While New Englanders are no strangers to the cold, for many Massachusetts families, this winter has been an enormous burden. Even though the price of heating oil has fallen, the downturn in the economy and almost daily news of layoffs are leaving many residents worried about how they will continue to keep their homes warm.
In a very difficult funding environment, Gov. Deval Patrick made a compelling case in Washington, coupled with a newly formed Winter Energy Costs Task Force, to nearly double the state’s federal heating assistance allocation from $114 million to $212 million this winter. Funding for low-income weatherization also increased to $13 million. This money is vital for residents on a fixed or limited income.
But the money will not do any good if those who need it don’t know how to access the resources.

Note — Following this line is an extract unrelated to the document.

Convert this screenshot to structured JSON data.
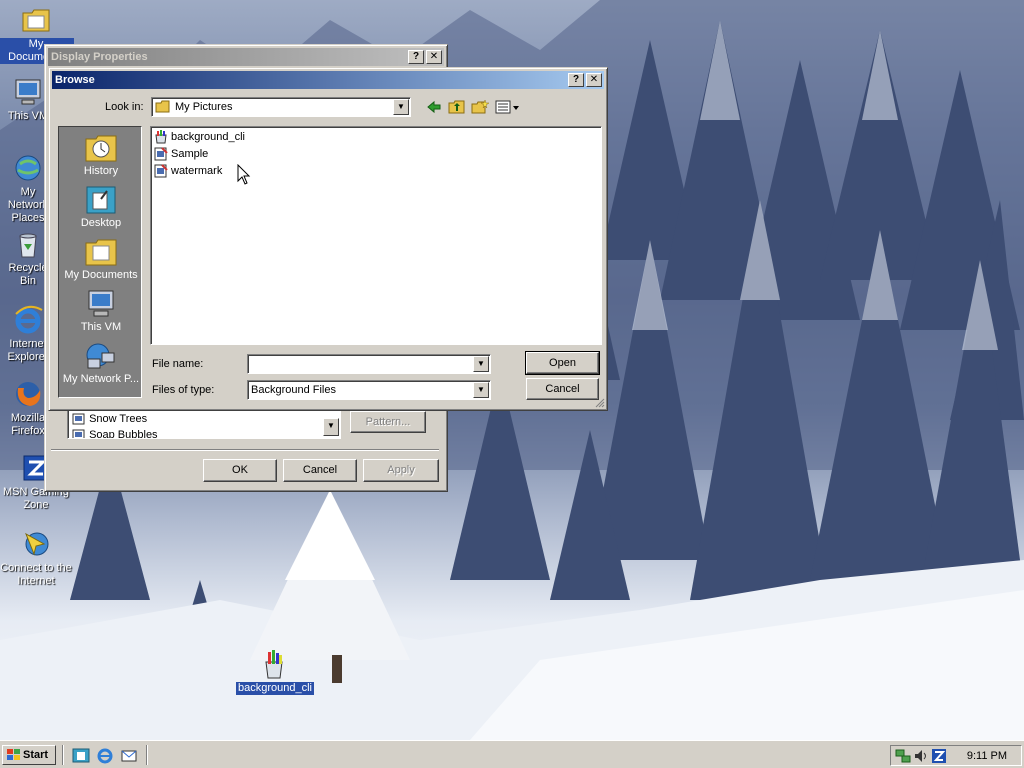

One very successful initiative that’s available is “Energy Bucks,” a partnership between Massachusetts utility companies, the Low-Income Energy Affordability Network (LEAN) and local community action programs. Energy Bucks educates residents about fuel assistance, discounts on utility rates and energy efficiency programs.
These services can help save qualified families up to 30 percent on their energy bills by insulating and weatherizing their homes, repairing or replacing heating systems, receiving discount rates for electric and gas, installing energy-efficient appliances and obtaining fuel assistance. By spreading the word about the resources available, Energy Bucks links residents to programs that will help them stretch their dollars as budgets get tighter.

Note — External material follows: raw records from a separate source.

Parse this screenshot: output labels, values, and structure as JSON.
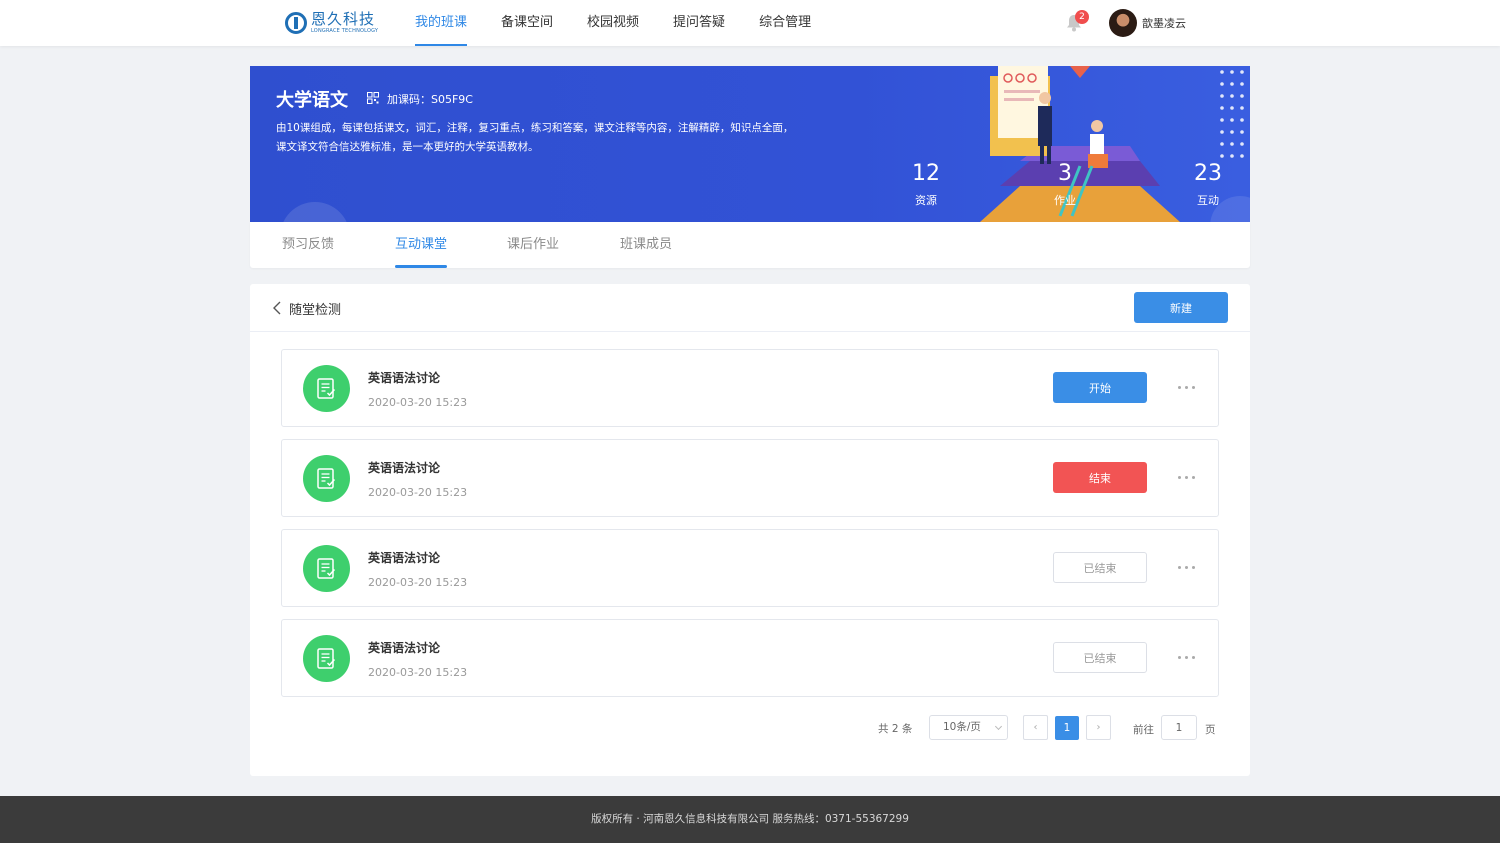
{
  "header": {
    "logo_cn": "恩久科技",
    "logo_en": "LONGRACE TECHNOLOGY",
    "nav": [
      {
        "label": "我的班课",
        "active": true
      },
      {
        "label": "备课空间",
        "active": false
      },
      {
        "label": "校园视频",
        "active": false
      },
      {
        "label": "提问答疑",
        "active": false
      },
      {
        "label": "综合管理",
        "active": false
      }
    ],
    "notification_count": "2",
    "username": "歆墨凌云"
  },
  "banner": {
    "title": "大学语文",
    "join_code_label": "加课码：S05F9C",
    "description": "由10课组成，每课包括课文，词汇，注释，复习重点，练习和答案，课文注释等内容，注解精辟，知识点全面，课文译文符合信达雅标准，是一本更好的大学英语教材。",
    "stats": [
      {
        "value": "12",
        "label": "资源"
      },
      {
        "value": "3",
        "label": "作业"
      },
      {
        "value": "23",
        "label": "互动"
      }
    ]
  },
  "tabs": [
    {
      "label": "预习反馈",
      "active": false
    },
    {
      "label": "互动课堂",
      "active": true
    },
    {
      "label": "课后作业",
      "active": false
    },
    {
      "label": "班课成员",
      "active": false
    }
  ],
  "section": {
    "title": "随堂检测",
    "new_label": "新建"
  },
  "items": [
    {
      "title": "英语语法讨论",
      "time": "2020-03-20  15:23",
      "action": "开始",
      "status": "start"
    },
    {
      "title": "英语语法讨论",
      "time": "2020-03-20  15:23",
      "action": "结束",
      "status": "end"
    },
    {
      "title": "英语语法讨论",
      "time": "2020-03-20  15:23",
      "action": "已结束",
      "status": "done"
    },
    {
      "title": "英语语法讨论",
      "time": "2020-03-20  15:23",
      "action": "已结束",
      "status": "done"
    }
  ],
  "pagination": {
    "total": "共 2 条",
    "page_size": "10条/页",
    "prev": "‹",
    "next": "›",
    "current": "1",
    "goto_label": "前往",
    "goto_value": "1",
    "goto_suffix": "页"
  },
  "footer": {
    "text": "版权所有 · 河南恩久信息科技有限公司   服务热线：0371-55367299"
  },
  "colors": {
    "primary": "#3a8ee6",
    "danger": "#f25454",
    "success": "#3ecf6d",
    "banner": "#3252d6"
  }
}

There is no time to waste; the deadline to apply for this year’s assistance program is April 30. Young children and elderly residents are particularly vulnerable to the stresses of the winter months, and it’s vital to get people assistance when they need it. Interested residents can go the Energy Bucks Web site (http://www.energybucks.com) or call 1-866-LESSCOST to find their local community action program, which will help determine eligibility, explain the programs and walk them through the application process.
There are also actions residents themselves can take to reduce their energy use. Simple steps like taking showers versus baths, which use 40 percent less hot water, and turning off and unplugging TVs and computers when not in use can make a real difference in their energy bills.
By educating people about their options, we can help them stay healthy. Our elected officials will keep fighting for funding, and the Energy Bucks partnership will work to make sure no one gets left in the cold.